Fabien Lamirault was lifted to gold by members of the French delegation that had taken to the stands to watch him take on a familiar foe in Rafal Czuper of Poland. The Frenchman defended his crown from Rio 2016 in a tense five set encounter.
Australia's LEI Li Na triumphed over XIONG Guiyan in the women's singles class 9 gold medal match in a five set classic.
Lei's compatriot YANG Qian will also bring a gold back to Australia after she beat Brazil's Bruna Costa Alexandre in four set matches in the women's singles class 10.
In was the final day of equestrian action at the Games and the competition concluded with the individual dressage freestyle test.
Great Britain's Lee Pearson came out on top in the grade II event, to win his 14th Paralympic gold medal.
Meanwhile, Sanne Voets of the Netherlands won gold in the grade IV competition, Belgium's Michele George clinched the top prize in grade V, Dane Tobias Thorning Jorgensen was victorious in the grade III event and Roxanne Trunnell of the U.S. grabbed the last gold of the competition in grade I.

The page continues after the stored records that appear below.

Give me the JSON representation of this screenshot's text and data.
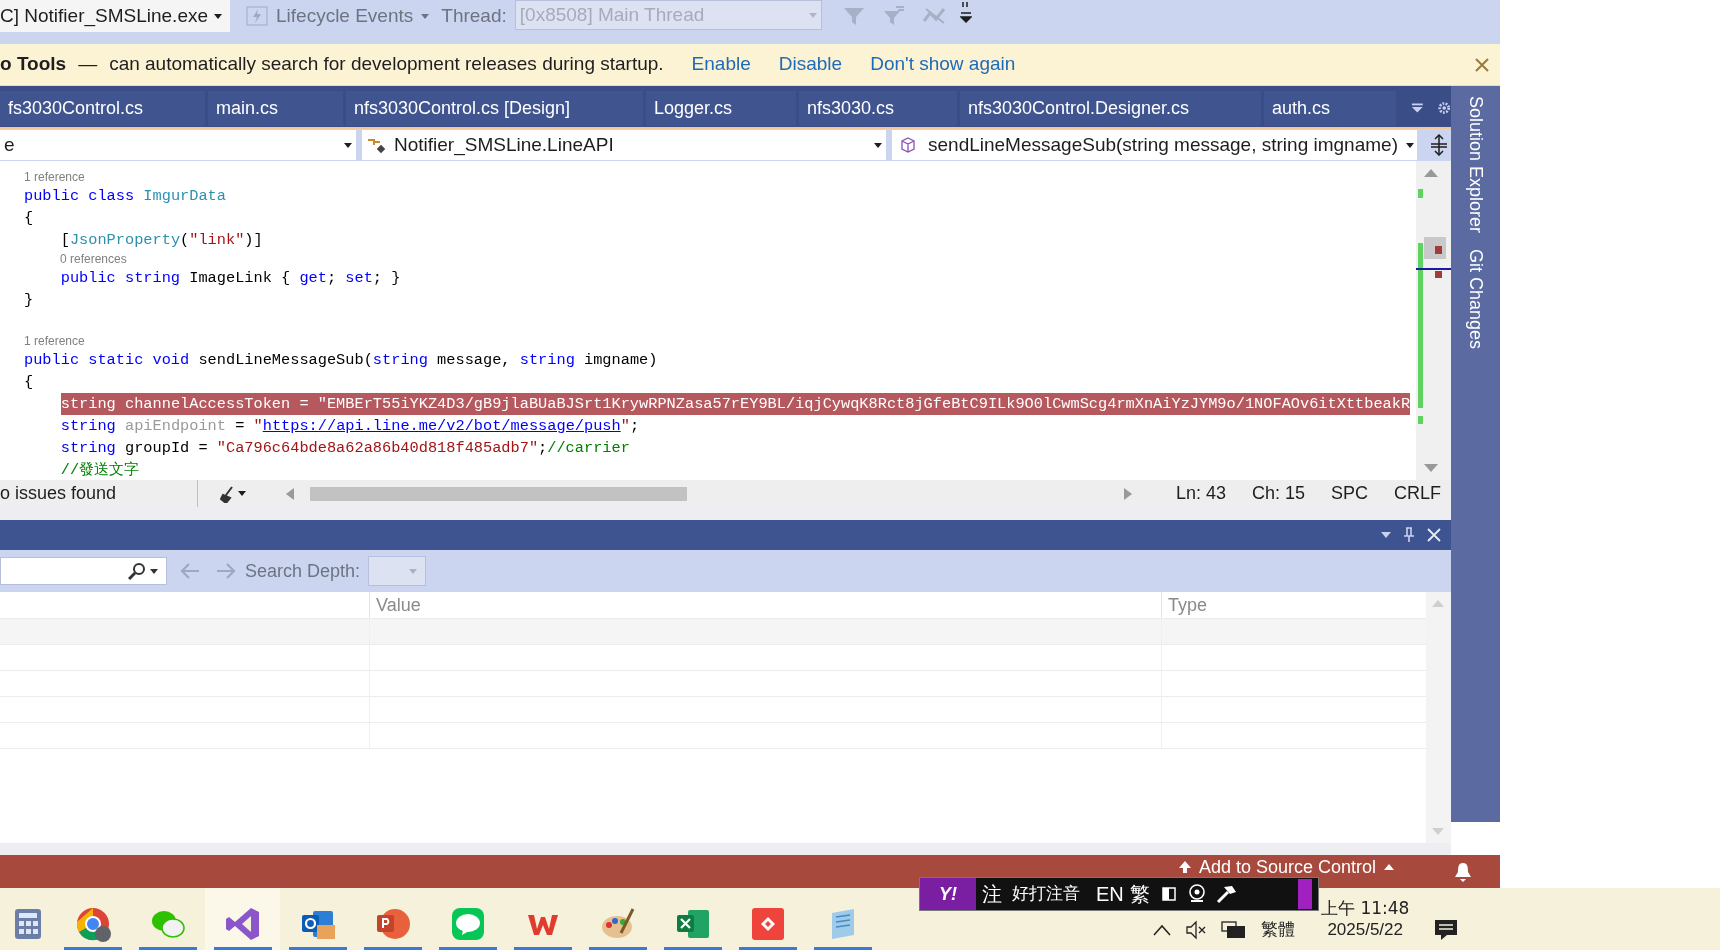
{
  "toolbar": {
    "process": "C] Notifier_SMSLine.exe",
    "lifecycle": "Lifecycle Events",
    "thread_label": "Thread:",
    "thread": {
      "value": "[0x8508] Main Thread",
      "disabled": true
    }
  },
  "infobar": {
    "title": "o Tools",
    "dash": "—",
    "message": "can automatically search for development releases during startup.",
    "links": [
      "Enable",
      "Disable",
      "Don't show again"
    ]
  },
  "tabs": [
    "fs3030Control.cs",
    "main.cs",
    "nfs3030Control.cs [Design]",
    "Logger.cs",
    "nfs3030.cs",
    "nfs3030Control.Designer.cs",
    "auth.cs"
  ],
  "nav": {
    "project": "e",
    "class": "Notifier_SMSLine.LineAPI",
    "member": "sendLineMessageSub(string message, string imgname)"
  },
  "code_lines": [
    {
      "kind": "reference",
      "text": "1 reference",
      "indented": false
    },
    {
      "kind": "code",
      "highlighted": false,
      "tokens": [
        {
          "t": "public class ",
          "kind": "kw"
        },
        {
          "t": "ImgurData",
          "kind": "type"
        }
      ]
    },
    {
      "kind": "code",
      "highlighted": false,
      "tokens": [
        {
          "t": "{",
          "kind": "plain"
        }
      ]
    },
    {
      "kind": "code",
      "highlighted": false,
      "tokens": [
        {
          "t": "    [",
          "kind": "plain"
        },
        {
          "t": "JsonProperty",
          "kind": "type"
        },
        {
          "t": "(",
          "kind": "plain"
        },
        {
          "t": "\"link\"",
          "kind": "str"
        },
        {
          "t": ")]",
          "kind": "plain"
        }
      ]
    },
    {
      "kind": "reference",
      "text": "0 references",
      "indented": true
    },
    {
      "kind": "code",
      "highlighted": false,
      "tokens": [
        {
          "t": "    public string ",
          "kind": "kw"
        },
        {
          "t": "ImageLink { ",
          "kind": "plain"
        },
        {
          "t": "get",
          "kind": "kw"
        },
        {
          "t": "; ",
          "kind": "plain"
        },
        {
          "t": "set",
          "kind": "kw"
        },
        {
          "t": "; }",
          "kind": "plain"
        }
      ]
    },
    {
      "kind": "code",
      "highlighted": false,
      "tokens": [
        {
          "t": "}",
          "kind": "plain"
        }
      ]
    },
    {
      "kind": "blank"
    },
    {
      "kind": "reference",
      "text": "1 reference",
      "indented": false
    },
    {
      "kind": "code",
      "highlighted": false,
      "tokens": [
        {
          "t": "public static void ",
          "kind": "kw"
        },
        {
          "t": "sendLineMessageSub(",
          "kind": "plain"
        },
        {
          "t": "string ",
          "kind": "kw"
        },
        {
          "t": "message, ",
          "kind": "plain"
        },
        {
          "t": "string ",
          "kind": "kw"
        },
        {
          "t": "imgname)",
          "kind": "plain"
        }
      ]
    },
    {
      "kind": "code",
      "highlighted": false,
      "tokens": [
        {
          "t": "{",
          "kind": "plain"
        }
      ]
    },
    {
      "kind": "code",
      "highlighted": true,
      "tokens": [
        {
          "t": "    string ",
          "kind": "kw"
        },
        {
          "t": "channelAccessToken = ",
          "kind": "plain"
        },
        {
          "t": "\"EMBErT55iYKZ4D3/gB9jlaBUaBJSrt1KrywRPNZasa57rEY9BL/iqjCywqK8Rct8jGfeBtC9ILk9O0lCwmScg4rmXnAiYzJYM9o/1NOFAOv6itXttbeakR",
          "kind": "str"
        }
      ]
    },
    {
      "kind": "code",
      "highlighted": false,
      "tokens": [
        {
          "t": "    string ",
          "kind": "kw"
        },
        {
          "t": "apiEndpoint",
          "kind": "dim"
        },
        {
          "t": " = ",
          "kind": "plain"
        },
        {
          "t": "\"",
          "kind": "str"
        },
        {
          "t": "https://api.line.me/v2/bot/message/push",
          "kind": "link"
        },
        {
          "t": "\"",
          "kind": "str"
        },
        {
          "t": ";",
          "kind": "plain"
        }
      ]
    },
    {
      "kind": "code",
      "highlighted": false,
      "tokens": [
        {
          "t": "    string ",
          "kind": "kw"
        },
        {
          "t": "groupId = ",
          "kind": "plain"
        },
        {
          "t": "\"Ca796c64bde8a62a86b40d818f485adb7\"",
          "kind": "str"
        },
        {
          "t": ";",
          "kind": "plain"
        },
        {
          "t": "//carrier",
          "kind": "cm"
        }
      ]
    },
    {
      "kind": "code",
      "highlighted": false,
      "tokens": [
        {
          "t": "    //發送文字",
          "kind": "cm"
        }
      ]
    }
  ],
  "editor_status": {
    "issues": "o issues found",
    "position": [
      "Ln: 43",
      "Ch: 15",
      "SPC",
      "CRLF"
    ]
  },
  "side_tabs": [
    "Solution Explorer",
    "Git Changes"
  ],
  "panel": {
    "search_depth_label": "Search Depth:",
    "columns": [
      "Value",
      "Type"
    ]
  },
  "status_bar": {
    "source_control": "Add to Source Control"
  },
  "ime_bar": {
    "logo": "Y!",
    "mode": "注",
    "input_method": "好打注音",
    "language": "EN",
    "script": "繁"
  },
  "taskbar": {
    "apps": [
      {
        "kind": "calculator",
        "running": false,
        "active": false
      },
      {
        "kind": "chrome",
        "running": true,
        "active": false
      },
      {
        "kind": "wechat",
        "running": true,
        "active": false
      },
      {
        "kind": "visualstudio",
        "running": true,
        "active": true
      },
      {
        "kind": "outlook",
        "running": true,
        "active": false
      },
      {
        "kind": "powerpoint",
        "running": true,
        "active": false
      },
      {
        "kind": "line",
        "running": true,
        "active": false
      },
      {
        "kind": "wps",
        "running": true,
        "active": false
      },
      {
        "kind": "paint",
        "running": true,
        "active": false
      },
      {
        "kind": "excel",
        "running": true,
        "active": false
      },
      {
        "kind": "anydesk",
        "running": true,
        "active": false
      },
      {
        "kind": "notepad",
        "running": true,
        "active": false
      }
    ],
    "tray": {
      "ime": "繁體",
      "time": "上午 11:48",
      "date": "2025/5/22"
    }
  }
}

The four final powerlifting medals were doled out today in the event's conclusion at Tokyo and Mongolia won its first ever gold in powerlifting courtesy of the herculean efforts of Sodnompiljee Enkhbayar in the men's -107kg final. Enkhbayar broke the Paralympic record (twice) after lifting 241 and 245 which was enough to see him to the title.
Breaking records was something of a theme in the Tokyo International Forum as Nigeria's Folashade Oluwafemiayo took gold in the women's -86kg final smashing both the world record and Paralympic record in her wake.
DENG Xuemei lifted 153kg to win gold in the women's +86kg competition while Jamil Elshebli of Jordan won the gold in the men's +107kg event.
In archery Phoebe Paterson Pine took gold by one point in the women's individual compound over rival archer Mariana Zuniga Varela of Chile.
In the men's individual W1 Czech David Drahoninsky bagged the gold and Nihat Turkmenoglu of Turkey the silver.
Sweden's Philip Jonsson claimed gold in the R4 mixed 10m air rifle bettering his eighth place finish at Rio 2016. He broke the Paralympic record shooting with a total of 252.8 points.
DONG Chao of PR China also set a Paralympic record in the men's 10m air rifle standing SH1 final taking the top place on the podium over Andri Doroshenko and Jinho Park.
In wheelchair tennis Rio 2016 men's singles gold medallist Gordon Reid is through to the quarter-finals.
Aniek van Koot won her second round match against Emmanuelle Morch 6-3, 6-0 while KAMIJI Yui, who lit the Paralympic cauldron at the Opening Ceremony, blistered through her second round match 6-0, 6-0.
And finally, in a heart-stopping final 60 seconds, ParalympicsGB bested Australia by one point, 70-69, to go top of their group in the men's wheelchair basketball competition.
The men's tournament continues with the quarterfinals on Wednesday 1 September.
A breakdown of day 6 action and a list of all the winners can be found here.
Photo of the Day from Japan
Bronze medallist from Rio 2016 Maryna Lytovchenko today secured her first ever Paralympic gold in the women's singles class 6 medal match.
Her performance was immensely clinical. The Ukrainian needed only 15 minutes to best Maliak Alieva of the RPC 3-0: 11-6, 11-4, 11-3.
How to follow and watch Paralympic action from Day 7 of Tokyo 2020
All the key moments will be on Olympics.com, with updates and articles throughout Tuesday 31 August.
Find out how you can watch the action at Tokyo 2020 by clicking here.